TASK PROMPT - Among the records, find the lines that hold the string "environments" and return them.

[[ DATASET EXTRACT open ]]

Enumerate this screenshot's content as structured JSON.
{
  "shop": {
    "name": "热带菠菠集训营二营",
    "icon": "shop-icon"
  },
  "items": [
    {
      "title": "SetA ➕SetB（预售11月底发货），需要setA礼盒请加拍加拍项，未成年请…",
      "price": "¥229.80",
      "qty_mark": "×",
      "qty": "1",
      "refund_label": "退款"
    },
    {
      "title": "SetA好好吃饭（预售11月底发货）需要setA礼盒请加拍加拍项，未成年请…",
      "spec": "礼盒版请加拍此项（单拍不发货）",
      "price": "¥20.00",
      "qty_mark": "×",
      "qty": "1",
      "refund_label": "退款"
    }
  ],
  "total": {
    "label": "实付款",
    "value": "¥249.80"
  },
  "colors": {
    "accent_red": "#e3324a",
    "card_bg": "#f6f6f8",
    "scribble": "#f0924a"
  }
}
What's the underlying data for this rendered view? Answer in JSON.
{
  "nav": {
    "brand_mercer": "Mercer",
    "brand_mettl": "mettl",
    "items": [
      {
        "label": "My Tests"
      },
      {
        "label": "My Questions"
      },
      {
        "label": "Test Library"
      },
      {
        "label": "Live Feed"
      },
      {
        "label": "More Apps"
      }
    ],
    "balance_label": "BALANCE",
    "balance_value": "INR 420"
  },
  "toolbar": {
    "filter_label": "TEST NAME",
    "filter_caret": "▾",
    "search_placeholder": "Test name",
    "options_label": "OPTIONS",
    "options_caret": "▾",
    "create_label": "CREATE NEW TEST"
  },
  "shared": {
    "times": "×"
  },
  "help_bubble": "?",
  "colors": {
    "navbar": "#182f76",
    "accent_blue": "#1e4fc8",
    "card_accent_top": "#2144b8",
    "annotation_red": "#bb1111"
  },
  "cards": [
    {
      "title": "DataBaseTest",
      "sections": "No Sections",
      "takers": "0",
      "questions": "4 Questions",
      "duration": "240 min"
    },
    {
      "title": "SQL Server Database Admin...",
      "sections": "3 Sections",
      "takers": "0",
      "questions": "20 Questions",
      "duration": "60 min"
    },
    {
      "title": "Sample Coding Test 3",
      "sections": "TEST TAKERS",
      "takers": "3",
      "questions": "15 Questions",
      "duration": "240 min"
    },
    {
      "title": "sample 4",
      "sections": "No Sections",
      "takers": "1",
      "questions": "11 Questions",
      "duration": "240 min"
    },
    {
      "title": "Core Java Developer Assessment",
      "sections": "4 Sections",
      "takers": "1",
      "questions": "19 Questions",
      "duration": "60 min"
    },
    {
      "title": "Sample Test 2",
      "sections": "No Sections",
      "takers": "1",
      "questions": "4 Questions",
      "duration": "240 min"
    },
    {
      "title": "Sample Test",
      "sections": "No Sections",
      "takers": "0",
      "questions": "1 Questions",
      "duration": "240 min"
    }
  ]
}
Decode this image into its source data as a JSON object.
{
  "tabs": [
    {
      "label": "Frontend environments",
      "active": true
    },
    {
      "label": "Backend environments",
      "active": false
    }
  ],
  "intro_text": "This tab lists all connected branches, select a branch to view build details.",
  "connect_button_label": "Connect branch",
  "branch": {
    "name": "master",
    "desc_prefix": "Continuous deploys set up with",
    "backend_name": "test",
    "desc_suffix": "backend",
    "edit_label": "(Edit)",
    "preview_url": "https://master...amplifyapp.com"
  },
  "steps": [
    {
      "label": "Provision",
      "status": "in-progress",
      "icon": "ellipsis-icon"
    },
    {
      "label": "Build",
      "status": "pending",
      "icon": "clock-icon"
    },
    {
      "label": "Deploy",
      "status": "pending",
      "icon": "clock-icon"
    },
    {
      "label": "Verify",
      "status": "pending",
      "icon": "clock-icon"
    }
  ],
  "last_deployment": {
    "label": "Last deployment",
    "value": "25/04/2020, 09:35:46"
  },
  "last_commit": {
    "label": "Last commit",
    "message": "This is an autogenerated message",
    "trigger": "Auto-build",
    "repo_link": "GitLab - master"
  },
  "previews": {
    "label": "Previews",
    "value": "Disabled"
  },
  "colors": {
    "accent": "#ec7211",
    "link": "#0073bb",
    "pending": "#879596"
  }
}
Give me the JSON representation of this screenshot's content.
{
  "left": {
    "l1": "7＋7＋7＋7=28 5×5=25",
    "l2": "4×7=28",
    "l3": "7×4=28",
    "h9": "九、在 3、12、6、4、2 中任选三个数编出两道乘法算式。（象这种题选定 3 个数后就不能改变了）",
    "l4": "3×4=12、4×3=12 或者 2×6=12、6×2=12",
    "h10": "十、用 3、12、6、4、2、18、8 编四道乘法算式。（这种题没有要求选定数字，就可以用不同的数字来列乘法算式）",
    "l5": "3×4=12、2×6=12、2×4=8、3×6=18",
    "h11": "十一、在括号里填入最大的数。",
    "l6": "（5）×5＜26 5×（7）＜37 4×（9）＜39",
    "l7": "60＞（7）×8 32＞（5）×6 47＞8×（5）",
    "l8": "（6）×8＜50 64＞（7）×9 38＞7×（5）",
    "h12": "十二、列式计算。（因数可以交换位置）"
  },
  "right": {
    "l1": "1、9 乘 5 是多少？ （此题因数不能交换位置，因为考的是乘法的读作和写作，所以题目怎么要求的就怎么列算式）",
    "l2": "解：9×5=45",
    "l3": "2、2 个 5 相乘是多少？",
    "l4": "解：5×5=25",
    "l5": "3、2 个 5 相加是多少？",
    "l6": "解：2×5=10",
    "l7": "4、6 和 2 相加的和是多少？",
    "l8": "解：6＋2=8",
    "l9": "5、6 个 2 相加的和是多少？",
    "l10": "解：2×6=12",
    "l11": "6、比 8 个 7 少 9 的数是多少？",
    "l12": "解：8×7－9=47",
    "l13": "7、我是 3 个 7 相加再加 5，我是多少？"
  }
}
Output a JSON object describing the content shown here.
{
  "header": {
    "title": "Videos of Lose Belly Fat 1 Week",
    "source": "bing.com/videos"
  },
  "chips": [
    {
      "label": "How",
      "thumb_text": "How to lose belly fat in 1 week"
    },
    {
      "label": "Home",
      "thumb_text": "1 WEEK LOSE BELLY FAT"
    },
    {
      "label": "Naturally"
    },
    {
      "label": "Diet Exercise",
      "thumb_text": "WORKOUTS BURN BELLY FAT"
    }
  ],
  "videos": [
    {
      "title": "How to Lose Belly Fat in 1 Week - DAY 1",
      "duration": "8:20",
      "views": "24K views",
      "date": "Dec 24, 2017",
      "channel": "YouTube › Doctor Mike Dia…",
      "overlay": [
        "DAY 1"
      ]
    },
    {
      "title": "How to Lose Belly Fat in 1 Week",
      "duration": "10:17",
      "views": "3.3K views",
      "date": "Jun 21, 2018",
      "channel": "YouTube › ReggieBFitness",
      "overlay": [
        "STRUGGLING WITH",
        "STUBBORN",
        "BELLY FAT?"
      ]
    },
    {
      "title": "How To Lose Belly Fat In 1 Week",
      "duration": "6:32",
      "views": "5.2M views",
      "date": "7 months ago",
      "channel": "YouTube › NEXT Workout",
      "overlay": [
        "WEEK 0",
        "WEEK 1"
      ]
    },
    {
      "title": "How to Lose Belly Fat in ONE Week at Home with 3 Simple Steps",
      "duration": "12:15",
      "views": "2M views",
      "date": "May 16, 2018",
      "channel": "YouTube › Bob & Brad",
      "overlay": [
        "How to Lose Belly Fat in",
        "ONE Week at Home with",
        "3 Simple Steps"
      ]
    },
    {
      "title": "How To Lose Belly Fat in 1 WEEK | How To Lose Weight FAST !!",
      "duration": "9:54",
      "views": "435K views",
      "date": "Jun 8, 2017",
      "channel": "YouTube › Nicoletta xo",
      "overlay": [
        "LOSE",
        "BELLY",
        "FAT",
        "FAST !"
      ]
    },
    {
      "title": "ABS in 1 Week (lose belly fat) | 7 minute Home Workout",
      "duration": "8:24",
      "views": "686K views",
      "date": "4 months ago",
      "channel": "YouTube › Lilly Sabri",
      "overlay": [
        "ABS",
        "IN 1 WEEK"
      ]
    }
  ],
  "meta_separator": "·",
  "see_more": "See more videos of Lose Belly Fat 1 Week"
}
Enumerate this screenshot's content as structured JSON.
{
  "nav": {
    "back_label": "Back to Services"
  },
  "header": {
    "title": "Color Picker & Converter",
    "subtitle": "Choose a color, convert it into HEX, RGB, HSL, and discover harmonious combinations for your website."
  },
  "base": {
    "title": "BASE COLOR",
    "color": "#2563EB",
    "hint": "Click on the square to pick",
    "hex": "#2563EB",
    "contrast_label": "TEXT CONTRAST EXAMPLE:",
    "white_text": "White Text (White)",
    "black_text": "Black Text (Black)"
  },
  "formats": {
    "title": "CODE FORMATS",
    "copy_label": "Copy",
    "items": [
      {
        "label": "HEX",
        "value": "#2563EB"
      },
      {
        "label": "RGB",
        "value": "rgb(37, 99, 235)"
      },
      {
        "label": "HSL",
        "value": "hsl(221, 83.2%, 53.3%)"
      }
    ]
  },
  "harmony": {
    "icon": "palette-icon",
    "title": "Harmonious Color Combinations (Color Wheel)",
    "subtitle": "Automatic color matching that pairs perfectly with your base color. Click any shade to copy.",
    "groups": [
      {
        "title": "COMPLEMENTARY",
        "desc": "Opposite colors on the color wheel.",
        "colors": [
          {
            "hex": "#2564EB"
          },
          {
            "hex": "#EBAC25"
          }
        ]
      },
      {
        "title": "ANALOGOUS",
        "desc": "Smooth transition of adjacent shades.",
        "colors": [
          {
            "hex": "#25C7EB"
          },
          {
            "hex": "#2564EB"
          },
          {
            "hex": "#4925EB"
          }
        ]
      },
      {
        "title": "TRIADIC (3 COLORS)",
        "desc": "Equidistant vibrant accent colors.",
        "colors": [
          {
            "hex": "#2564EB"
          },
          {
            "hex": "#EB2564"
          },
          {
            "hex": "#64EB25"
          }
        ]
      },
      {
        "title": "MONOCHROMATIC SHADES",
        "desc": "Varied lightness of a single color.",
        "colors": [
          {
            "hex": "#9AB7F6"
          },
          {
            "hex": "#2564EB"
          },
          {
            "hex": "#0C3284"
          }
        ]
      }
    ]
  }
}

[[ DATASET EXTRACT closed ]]

ANSWER SECTION -
      "label": "Frontend environments",
      "label": "Backend environments",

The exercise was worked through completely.